* Problem statement: All that is wanted is how many lines in the records below include the string "name".

* Data for analysis:

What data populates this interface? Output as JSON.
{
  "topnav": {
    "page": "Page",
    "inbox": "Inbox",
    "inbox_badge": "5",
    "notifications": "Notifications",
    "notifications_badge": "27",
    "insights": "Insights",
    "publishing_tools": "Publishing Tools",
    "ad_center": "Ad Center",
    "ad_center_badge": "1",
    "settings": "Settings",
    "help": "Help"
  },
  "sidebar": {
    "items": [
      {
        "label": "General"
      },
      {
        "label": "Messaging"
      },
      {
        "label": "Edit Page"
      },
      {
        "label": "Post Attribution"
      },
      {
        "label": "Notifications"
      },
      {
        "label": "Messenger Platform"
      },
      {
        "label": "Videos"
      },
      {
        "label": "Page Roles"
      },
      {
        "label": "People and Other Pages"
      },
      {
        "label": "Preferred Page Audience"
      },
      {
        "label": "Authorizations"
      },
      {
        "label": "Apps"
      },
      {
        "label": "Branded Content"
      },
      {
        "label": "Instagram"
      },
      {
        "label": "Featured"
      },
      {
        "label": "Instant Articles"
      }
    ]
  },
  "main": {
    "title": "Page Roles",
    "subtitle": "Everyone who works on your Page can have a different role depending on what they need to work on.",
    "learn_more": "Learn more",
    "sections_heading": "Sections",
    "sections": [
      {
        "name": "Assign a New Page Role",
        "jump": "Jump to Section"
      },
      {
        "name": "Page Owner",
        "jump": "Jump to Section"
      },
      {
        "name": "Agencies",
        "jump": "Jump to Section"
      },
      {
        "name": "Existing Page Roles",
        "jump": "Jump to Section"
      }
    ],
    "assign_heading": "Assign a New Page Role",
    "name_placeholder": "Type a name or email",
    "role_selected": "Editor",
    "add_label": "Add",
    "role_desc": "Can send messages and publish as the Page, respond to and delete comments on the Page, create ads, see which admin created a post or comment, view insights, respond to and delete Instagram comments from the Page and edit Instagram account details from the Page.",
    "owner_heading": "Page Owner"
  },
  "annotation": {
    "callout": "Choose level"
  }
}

* Response to this task: 5